* [PROBLEM]: Whenever the word "Name" appears in a line of the data below, copy that line.
START DATA PROVIDED
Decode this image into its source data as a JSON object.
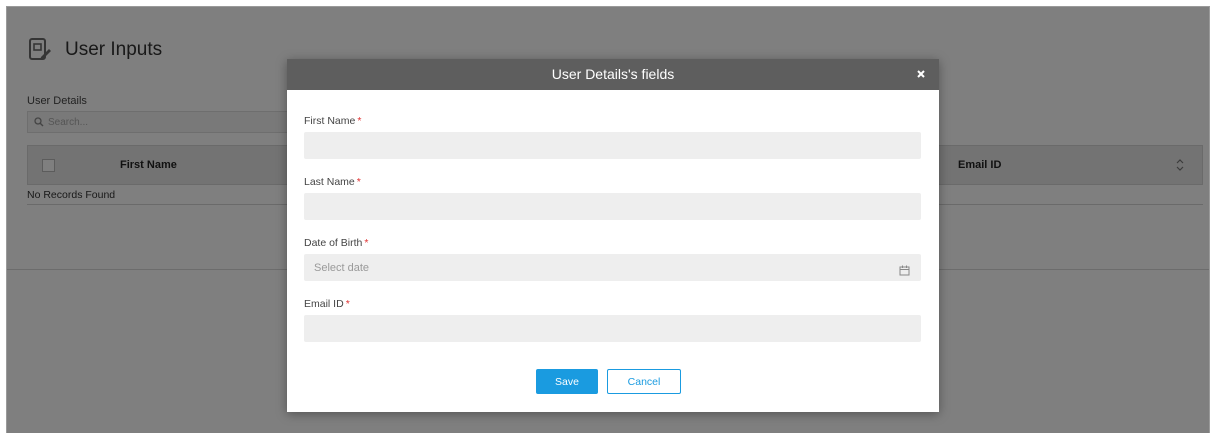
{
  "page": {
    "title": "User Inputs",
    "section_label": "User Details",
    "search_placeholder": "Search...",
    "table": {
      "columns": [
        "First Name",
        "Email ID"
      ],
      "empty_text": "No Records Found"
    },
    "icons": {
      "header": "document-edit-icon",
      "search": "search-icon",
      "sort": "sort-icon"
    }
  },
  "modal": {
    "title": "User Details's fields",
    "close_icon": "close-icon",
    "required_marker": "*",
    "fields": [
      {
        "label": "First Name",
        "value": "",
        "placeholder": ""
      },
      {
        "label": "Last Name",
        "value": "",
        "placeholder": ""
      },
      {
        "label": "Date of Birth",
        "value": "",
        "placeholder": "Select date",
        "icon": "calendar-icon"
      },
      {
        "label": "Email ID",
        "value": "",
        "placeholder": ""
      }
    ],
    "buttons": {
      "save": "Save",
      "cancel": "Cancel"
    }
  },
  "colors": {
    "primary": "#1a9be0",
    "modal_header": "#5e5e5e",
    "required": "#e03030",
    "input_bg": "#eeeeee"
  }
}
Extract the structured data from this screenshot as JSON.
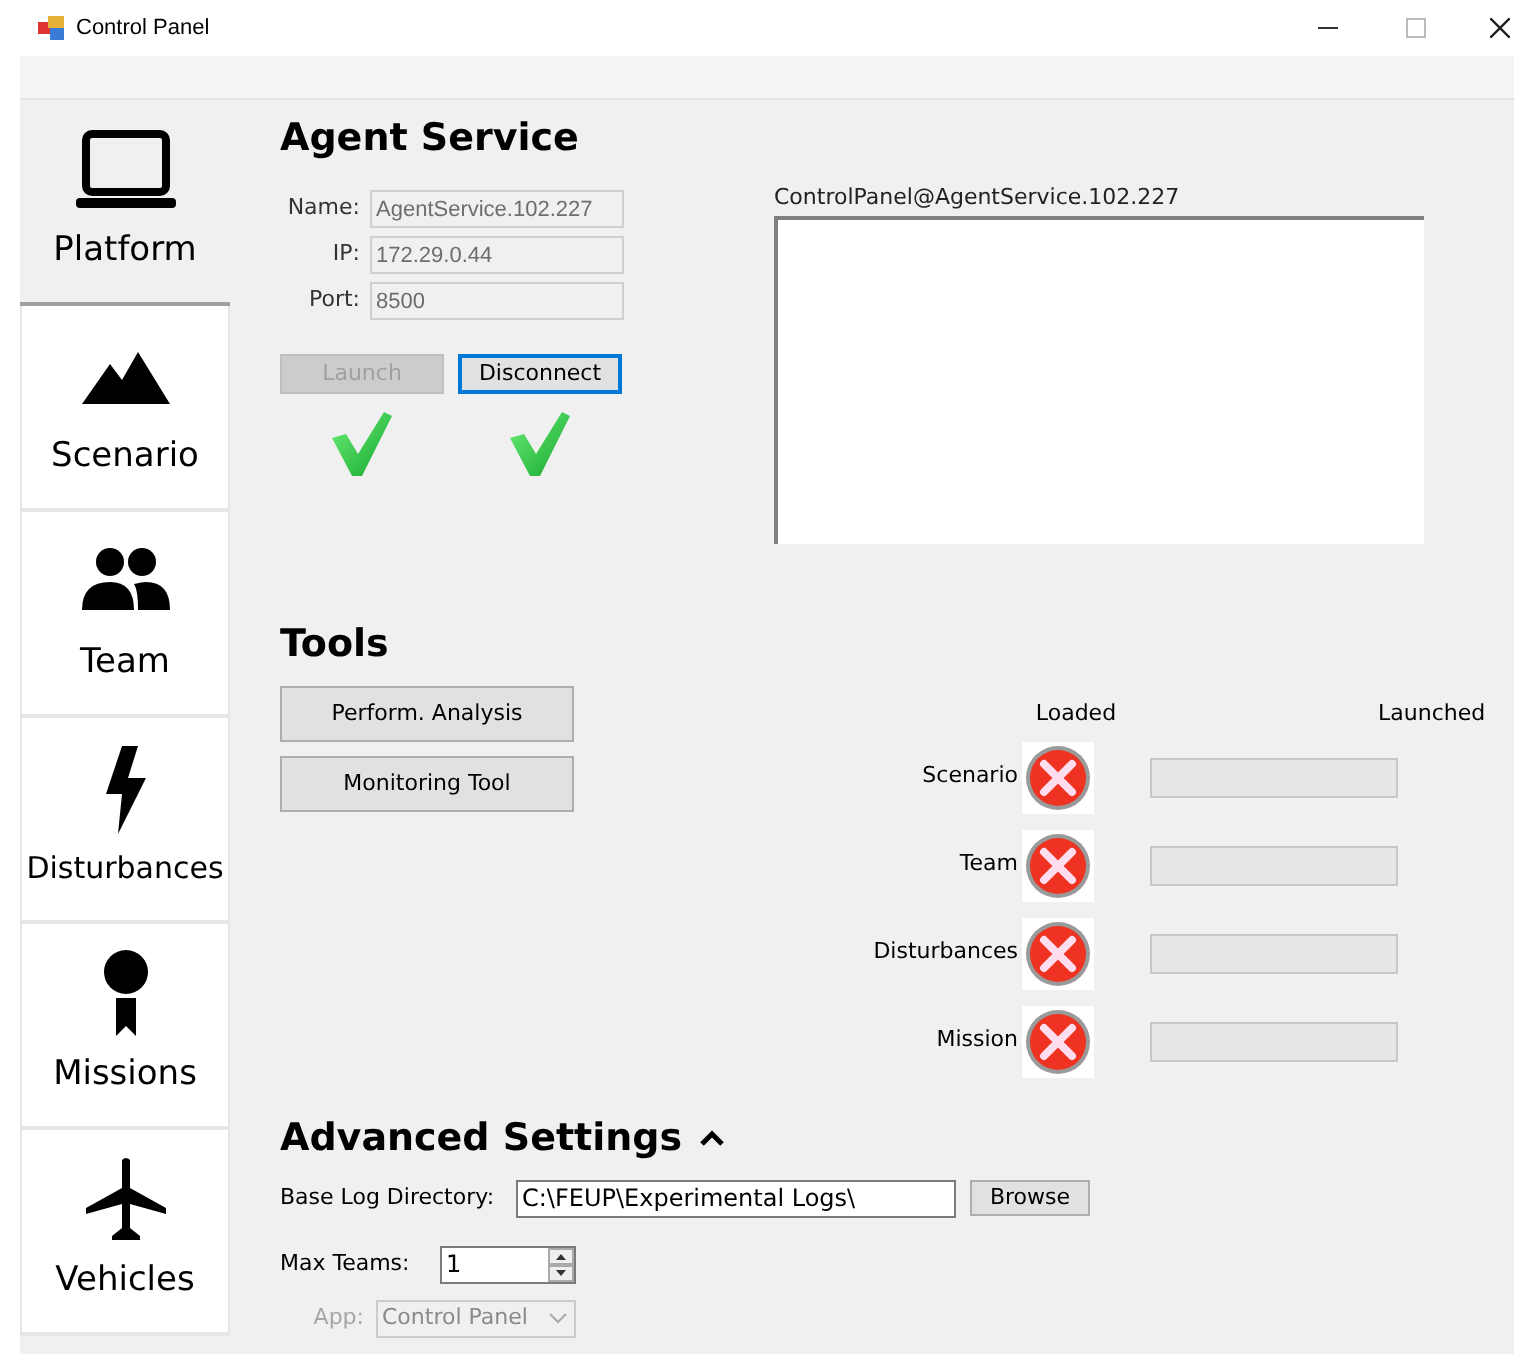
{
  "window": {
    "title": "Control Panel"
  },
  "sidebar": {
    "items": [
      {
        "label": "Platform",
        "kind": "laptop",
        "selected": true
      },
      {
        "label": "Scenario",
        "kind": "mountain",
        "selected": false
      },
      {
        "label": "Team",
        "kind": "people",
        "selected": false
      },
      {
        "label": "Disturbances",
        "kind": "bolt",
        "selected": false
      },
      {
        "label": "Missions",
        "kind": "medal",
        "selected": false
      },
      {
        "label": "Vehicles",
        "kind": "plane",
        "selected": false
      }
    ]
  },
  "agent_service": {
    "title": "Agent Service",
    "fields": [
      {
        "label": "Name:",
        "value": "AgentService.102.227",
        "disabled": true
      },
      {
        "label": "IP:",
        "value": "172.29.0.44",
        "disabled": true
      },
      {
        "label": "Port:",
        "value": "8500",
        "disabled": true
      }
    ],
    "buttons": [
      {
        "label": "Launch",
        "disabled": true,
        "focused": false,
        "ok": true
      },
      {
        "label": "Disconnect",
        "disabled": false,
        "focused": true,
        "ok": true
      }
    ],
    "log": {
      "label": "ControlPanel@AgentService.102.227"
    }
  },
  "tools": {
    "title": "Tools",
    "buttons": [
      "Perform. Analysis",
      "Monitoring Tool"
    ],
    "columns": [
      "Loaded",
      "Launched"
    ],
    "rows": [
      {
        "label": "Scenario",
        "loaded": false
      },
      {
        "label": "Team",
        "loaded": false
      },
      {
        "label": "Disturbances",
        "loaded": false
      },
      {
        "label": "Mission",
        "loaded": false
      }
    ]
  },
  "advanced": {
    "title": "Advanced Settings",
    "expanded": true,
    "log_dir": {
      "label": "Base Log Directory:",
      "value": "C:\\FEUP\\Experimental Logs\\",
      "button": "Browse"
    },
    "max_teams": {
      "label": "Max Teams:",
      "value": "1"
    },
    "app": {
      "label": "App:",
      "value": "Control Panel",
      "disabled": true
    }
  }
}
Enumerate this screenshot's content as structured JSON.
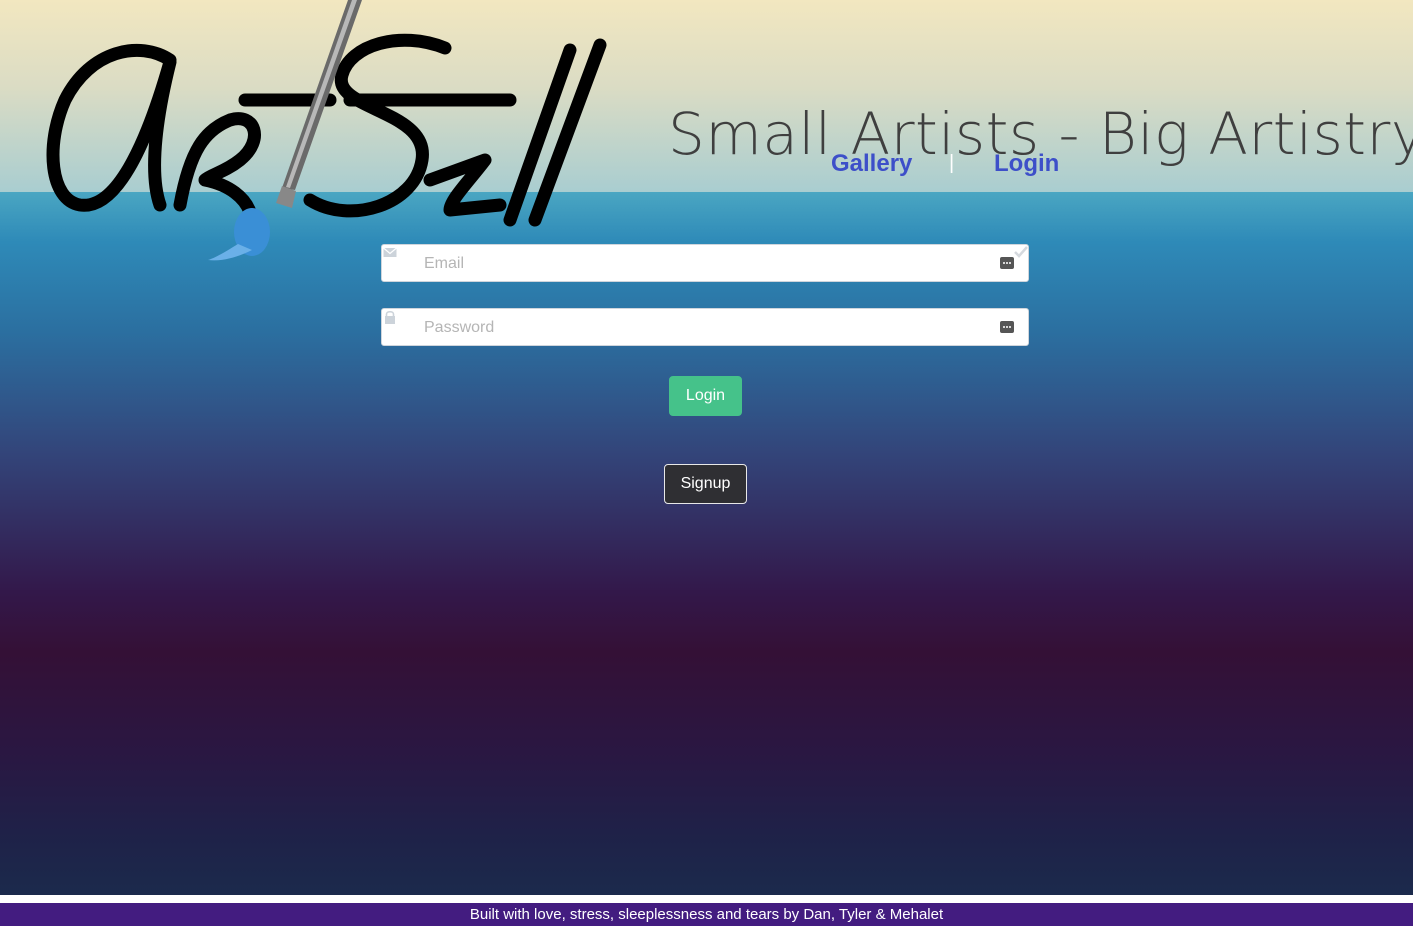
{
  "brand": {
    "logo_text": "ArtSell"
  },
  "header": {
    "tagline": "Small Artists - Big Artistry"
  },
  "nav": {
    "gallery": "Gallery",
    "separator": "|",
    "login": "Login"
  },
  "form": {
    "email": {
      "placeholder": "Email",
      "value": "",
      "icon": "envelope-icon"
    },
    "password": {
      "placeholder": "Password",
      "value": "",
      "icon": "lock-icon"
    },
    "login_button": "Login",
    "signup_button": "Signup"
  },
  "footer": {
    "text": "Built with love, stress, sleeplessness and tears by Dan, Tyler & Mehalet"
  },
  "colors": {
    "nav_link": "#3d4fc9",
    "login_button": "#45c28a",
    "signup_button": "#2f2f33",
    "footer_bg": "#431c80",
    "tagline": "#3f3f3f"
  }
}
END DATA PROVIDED
* [ANSWER SECTION]:
        "First Name",
        "label": "First Name",
        "label": "Last Name",
        "label": "Name:",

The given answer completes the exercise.